But even as influencers post more content about being moms along with all their other activities, doing so raises a major issue: privacy — and not theirs (since most of their lives stopped being private long ago thanks to their blogging) but of their children.
Being a mom has never been sexier. It’s never been more ‘goals.’ And I don’t think motherhood was always ‘goals’ for everyone, certainly not if you had to fit into specific molds of either the power woman or the stay-at-home mom.
Influencers have to decide how often they want their kids to appear in content, and some have even created accounts for their children. A few years ago, for example, @queenofjetlags’ Noor de Groot created the account @princessofjetlags for her daughter and was reportedly met with backlash from her community. (Nothing has been posted from the @princessofjetlags page since 2016.) De Groot’s situation is in the minority for sure, as it’s become the norm for influencers to create private Instagram pages for their children — for friends and family only — that they could use when they come of age.
But how much is too much exposure for the children?
There is a wide spectrum of opinion, from those who show the daily minutiae of child-rearing to those who refuse to even put their kids’ faces on social media. On one end there is Ferragni, sharing portions of her doctor’s appointments, while at the other there is Adilova, who shields her nine-month-old and three-year-old childrens’ faces from the camera or sometimes places emojis over their faces.

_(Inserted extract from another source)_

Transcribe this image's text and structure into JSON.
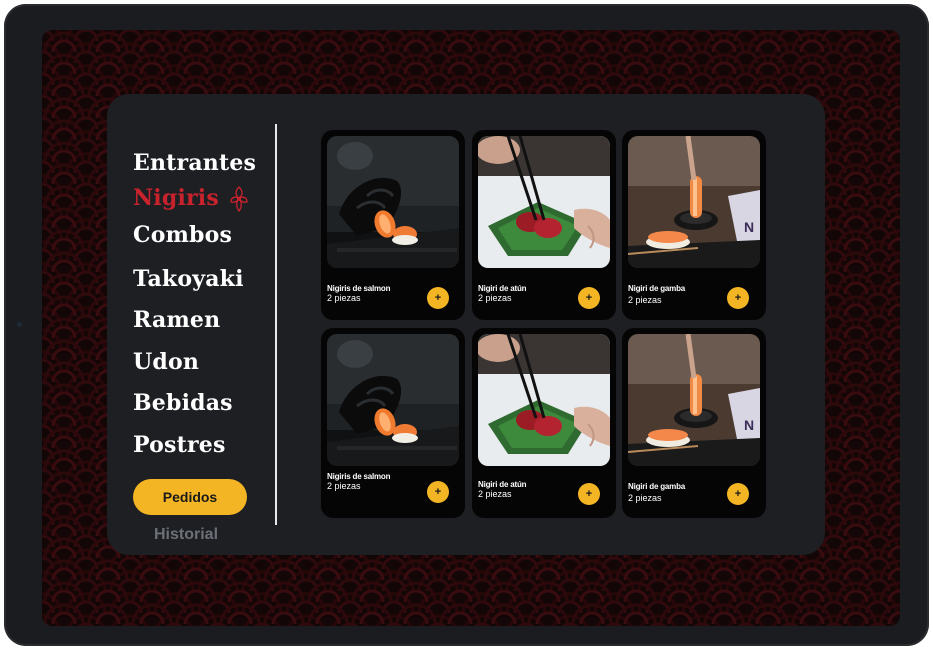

“Motherhood is such an important part of my life, and also what I do for work, so it’s very natural for me to constantly be posting my kids in my Stories or pictures. I don’t put their faces on there because I feel like it’s their decision. I don’t want to make that decision for them.…It’s their initial choice to be present or show their face or take photos. I don’t know if my kids are going to grow up and be shy; I don’t want to decide for them,” Adilova explained.
So why post pictures of your children at all if you’re going to cover their faces?
Adilova maintained that content she posts on Instagram is more about motherhood and her family, life as a mother and her childrens’ presence in her life — not a photo of them wearing an outfit.
“It’s more like, ‘This is my daily life’ and they’re a part of it all time,” she said, very clear that she refuses to put their faces on social media because she doesn’t want their photos “plastered all over the place.” “If I had a private account for just friends I’d post them. I feel like I’m tapping into their privacy and it’s not fair.”
Charnas’ take is entirely different.
She’s spent the past almost decade documenting every facet of her life — from engagement, to wedding, to pregnancy — and built a cult following in the process. Charnas believes that if she stopped sharing once she gave birth, it would be going against the very reason more than one million people follow her in the first place.
“There’s obviously a line. When I’m out [in public] I don’t let people take pictures of Ruby. It’s the only question I get now. No one asks for a picture of me. I have to say no,” Charnas said.
Her guidelines: She doesn’t indicate where she lives, include geotags in her posts of where she is at that moment or show where Ruby attends classes or school.
“It’s inevitable that if I post in the park [Madison Square Park] that people will come over. They feel like they know Ruby and that’s the reason they want to come and take a picture. They feel like they know her,” she continued.
She started her career when she was in college and her followers have also seen her through all the stages of her adult life — engagement to wedding to delivery room. But even she sees limits.
“We’ve accepted that this is part of our life. We’re cautious what we post, and when we post and we still want our followers to get a glimpse of my family life, but you also have to set some ground rules when you’re putting your personal life and family out there,” Lim stated.